==== Data extract
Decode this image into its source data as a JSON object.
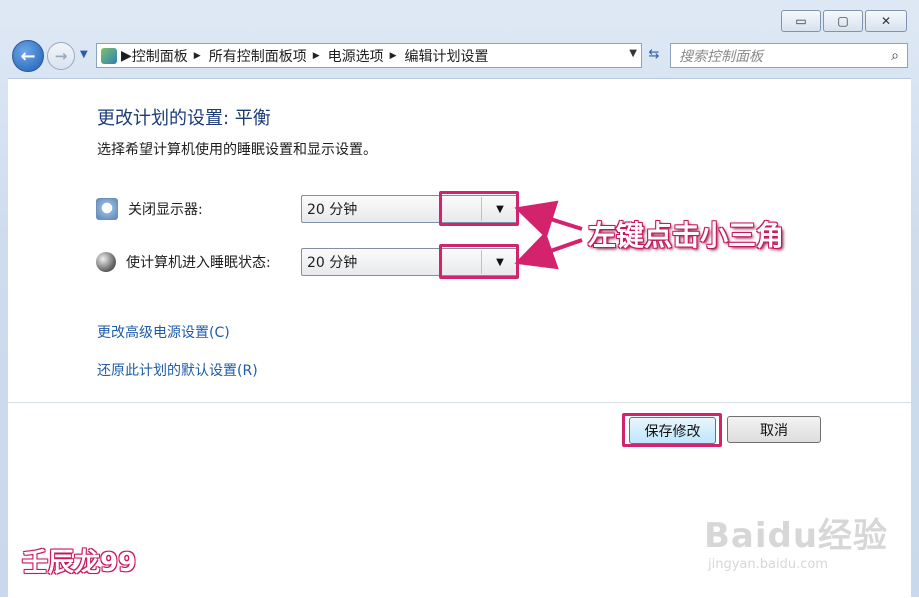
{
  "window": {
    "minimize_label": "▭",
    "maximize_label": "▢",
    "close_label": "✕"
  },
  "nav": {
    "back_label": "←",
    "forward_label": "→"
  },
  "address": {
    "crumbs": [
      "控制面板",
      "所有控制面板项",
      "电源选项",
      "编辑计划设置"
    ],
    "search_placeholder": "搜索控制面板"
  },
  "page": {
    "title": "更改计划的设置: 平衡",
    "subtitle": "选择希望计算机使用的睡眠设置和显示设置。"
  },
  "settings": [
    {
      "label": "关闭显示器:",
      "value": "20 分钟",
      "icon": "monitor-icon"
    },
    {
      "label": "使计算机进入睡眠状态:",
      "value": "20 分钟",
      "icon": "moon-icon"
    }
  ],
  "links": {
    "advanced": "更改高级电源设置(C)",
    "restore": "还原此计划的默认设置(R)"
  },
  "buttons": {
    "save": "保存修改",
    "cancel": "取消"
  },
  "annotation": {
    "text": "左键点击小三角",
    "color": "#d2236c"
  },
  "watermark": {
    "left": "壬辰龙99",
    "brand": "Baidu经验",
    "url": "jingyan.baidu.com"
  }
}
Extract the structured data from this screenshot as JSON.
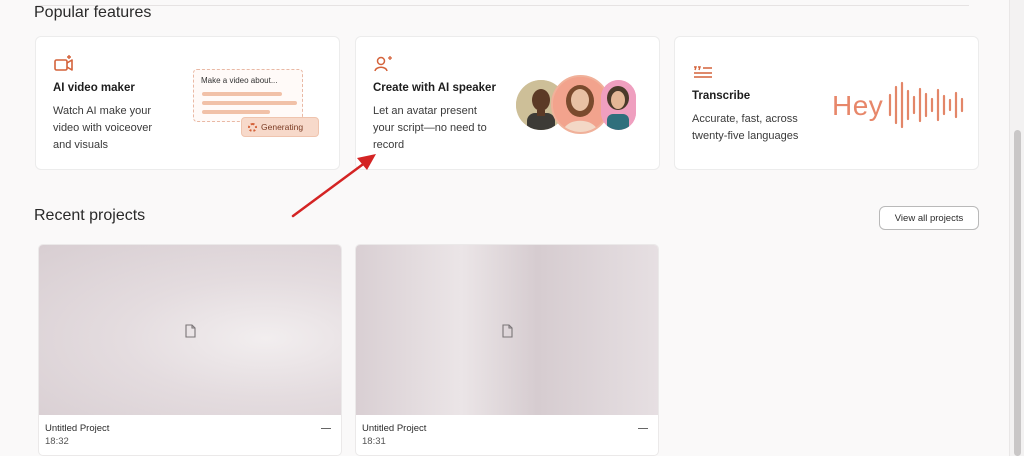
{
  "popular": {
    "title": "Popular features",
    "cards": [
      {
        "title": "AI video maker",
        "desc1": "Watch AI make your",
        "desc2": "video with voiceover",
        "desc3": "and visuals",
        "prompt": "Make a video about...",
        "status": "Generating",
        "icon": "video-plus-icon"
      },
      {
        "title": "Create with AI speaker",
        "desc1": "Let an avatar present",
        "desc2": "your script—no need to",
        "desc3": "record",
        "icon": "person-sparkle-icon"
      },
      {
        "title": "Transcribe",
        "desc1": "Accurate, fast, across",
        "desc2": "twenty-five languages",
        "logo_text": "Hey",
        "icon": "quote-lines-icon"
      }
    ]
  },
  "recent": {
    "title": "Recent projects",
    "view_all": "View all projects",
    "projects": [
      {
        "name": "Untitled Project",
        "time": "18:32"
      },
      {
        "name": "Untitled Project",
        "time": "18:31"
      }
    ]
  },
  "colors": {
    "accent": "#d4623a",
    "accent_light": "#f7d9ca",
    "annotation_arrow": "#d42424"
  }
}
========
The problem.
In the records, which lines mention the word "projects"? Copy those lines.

Exercise answer.
    "title": "Recent projects",
    "view_all": "View all projects",
    "projects": [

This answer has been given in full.